• [Work to complete]:
Copy each line of the entries that contains the word "Four".

• [Extracted data]:
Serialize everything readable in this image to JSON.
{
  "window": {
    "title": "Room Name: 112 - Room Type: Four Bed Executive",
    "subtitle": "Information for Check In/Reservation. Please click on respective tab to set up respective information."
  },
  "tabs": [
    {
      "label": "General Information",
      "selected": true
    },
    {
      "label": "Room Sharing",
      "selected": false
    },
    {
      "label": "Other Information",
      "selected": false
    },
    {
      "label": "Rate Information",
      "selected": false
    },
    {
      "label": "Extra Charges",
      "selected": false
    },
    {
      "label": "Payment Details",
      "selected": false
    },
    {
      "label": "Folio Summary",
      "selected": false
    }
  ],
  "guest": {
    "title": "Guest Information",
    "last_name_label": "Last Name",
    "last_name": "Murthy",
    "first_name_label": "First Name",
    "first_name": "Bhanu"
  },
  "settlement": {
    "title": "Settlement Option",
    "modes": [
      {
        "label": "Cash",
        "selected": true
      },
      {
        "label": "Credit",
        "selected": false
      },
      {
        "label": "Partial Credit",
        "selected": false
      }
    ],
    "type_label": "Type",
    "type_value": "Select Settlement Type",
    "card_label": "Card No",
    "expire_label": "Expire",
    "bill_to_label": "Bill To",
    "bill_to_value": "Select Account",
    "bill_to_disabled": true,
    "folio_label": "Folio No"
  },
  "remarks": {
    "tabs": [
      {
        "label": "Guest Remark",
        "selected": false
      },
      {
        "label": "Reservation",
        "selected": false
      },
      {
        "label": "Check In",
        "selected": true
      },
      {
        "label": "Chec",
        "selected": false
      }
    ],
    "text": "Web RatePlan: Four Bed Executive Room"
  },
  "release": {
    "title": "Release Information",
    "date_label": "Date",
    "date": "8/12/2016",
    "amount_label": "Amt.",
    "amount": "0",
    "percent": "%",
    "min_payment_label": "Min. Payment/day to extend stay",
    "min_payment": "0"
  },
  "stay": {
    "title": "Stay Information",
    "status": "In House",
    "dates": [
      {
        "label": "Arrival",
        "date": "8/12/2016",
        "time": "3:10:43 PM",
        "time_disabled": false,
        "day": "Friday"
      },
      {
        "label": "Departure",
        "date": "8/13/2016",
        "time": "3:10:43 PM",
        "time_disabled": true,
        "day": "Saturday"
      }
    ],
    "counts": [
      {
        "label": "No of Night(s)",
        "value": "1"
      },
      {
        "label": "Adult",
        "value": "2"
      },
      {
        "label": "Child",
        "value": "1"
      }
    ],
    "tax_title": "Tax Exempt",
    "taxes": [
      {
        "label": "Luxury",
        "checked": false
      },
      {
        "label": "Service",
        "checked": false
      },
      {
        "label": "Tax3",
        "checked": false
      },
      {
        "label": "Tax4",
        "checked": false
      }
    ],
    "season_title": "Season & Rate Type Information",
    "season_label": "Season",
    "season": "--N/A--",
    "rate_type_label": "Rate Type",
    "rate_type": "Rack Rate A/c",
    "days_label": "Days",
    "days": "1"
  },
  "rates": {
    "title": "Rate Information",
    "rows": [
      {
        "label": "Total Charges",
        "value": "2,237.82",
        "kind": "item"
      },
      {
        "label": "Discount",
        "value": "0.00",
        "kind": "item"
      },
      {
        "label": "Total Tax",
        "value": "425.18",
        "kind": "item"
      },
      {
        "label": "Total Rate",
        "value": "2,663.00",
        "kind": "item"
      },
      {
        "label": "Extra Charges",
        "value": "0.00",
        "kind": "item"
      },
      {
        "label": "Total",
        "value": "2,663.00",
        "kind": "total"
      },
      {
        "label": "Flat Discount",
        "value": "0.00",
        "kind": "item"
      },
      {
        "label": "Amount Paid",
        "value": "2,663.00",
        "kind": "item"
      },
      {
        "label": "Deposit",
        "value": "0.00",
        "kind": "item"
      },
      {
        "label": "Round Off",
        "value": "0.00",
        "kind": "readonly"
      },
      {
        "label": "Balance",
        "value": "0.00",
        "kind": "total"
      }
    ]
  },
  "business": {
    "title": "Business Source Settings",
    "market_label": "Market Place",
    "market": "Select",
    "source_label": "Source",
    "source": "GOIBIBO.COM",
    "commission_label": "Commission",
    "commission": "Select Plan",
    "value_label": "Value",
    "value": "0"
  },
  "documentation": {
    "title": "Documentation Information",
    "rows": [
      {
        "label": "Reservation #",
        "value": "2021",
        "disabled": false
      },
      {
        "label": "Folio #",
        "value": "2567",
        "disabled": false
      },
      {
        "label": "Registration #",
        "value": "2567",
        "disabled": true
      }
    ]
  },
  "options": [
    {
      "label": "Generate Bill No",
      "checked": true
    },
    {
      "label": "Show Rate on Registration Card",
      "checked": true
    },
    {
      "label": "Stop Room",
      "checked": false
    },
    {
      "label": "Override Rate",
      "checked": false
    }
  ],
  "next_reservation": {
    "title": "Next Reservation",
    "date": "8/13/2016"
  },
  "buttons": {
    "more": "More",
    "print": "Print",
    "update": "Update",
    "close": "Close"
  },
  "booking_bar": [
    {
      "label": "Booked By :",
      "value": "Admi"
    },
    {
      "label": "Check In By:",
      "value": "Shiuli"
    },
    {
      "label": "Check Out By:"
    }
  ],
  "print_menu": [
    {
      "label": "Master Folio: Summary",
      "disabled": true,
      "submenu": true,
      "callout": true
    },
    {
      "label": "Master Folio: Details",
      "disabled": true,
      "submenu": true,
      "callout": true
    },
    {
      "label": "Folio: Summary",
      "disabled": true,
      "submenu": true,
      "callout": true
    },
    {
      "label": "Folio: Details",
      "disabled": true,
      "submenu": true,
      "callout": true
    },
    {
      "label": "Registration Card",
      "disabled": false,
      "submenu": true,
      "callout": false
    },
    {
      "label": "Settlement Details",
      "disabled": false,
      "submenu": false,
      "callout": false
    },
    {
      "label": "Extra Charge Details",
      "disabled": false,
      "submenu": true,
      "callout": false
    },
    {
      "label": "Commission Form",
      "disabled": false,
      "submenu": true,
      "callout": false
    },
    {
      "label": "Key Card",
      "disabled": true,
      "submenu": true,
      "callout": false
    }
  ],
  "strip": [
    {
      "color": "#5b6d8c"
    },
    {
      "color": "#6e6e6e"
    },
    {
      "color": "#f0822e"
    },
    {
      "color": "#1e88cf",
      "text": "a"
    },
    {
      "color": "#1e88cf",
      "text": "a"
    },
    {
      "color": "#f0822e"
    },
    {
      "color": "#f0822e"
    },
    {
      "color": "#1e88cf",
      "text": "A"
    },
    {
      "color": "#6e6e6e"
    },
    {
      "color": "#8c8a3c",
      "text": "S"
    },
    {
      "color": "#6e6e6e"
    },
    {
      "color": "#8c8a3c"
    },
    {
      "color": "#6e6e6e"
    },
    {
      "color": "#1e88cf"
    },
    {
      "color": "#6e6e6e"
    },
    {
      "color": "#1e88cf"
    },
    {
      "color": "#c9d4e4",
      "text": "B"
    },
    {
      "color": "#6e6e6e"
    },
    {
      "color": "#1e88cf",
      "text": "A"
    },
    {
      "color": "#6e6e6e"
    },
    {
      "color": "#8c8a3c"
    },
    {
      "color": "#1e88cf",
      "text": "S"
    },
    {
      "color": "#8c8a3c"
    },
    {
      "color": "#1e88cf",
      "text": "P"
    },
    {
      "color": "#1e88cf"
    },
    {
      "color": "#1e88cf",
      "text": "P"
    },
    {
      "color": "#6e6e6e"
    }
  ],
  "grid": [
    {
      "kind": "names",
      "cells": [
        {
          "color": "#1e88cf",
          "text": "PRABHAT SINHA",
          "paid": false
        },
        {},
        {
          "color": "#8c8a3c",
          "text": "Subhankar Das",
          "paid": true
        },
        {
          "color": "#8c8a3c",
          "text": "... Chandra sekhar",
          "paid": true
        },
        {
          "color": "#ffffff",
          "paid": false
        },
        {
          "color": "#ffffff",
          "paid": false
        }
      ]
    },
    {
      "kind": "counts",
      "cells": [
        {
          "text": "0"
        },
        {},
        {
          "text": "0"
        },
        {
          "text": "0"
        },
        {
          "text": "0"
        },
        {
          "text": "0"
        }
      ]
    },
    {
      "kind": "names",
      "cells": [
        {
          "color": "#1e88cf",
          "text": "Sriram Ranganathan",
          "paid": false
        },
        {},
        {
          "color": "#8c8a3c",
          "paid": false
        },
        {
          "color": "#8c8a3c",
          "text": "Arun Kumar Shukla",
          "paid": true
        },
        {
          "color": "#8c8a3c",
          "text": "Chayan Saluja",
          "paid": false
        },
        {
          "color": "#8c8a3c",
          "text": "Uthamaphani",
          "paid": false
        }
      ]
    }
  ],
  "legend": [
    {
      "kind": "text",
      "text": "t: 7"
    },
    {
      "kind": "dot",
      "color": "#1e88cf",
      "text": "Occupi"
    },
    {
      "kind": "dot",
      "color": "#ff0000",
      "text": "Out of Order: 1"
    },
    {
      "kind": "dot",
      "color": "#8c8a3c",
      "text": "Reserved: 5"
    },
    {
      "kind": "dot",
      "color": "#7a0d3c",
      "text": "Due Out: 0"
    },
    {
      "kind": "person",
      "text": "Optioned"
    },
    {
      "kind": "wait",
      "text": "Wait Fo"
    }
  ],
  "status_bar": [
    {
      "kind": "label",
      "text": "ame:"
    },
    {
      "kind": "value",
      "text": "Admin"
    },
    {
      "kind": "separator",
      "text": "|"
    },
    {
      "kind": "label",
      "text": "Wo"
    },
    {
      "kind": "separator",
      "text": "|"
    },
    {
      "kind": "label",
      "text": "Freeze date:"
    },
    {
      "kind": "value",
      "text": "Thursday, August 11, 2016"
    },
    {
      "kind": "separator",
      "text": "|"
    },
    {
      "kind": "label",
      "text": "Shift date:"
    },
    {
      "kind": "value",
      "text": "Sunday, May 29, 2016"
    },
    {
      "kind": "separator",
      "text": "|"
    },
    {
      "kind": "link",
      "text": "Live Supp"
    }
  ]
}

• [Solution for this problem]:
    "title": "Room Name: 112 - Room Type: Four Bed Executive",
    "text": "Web RatePlan: Four Bed Executive Room"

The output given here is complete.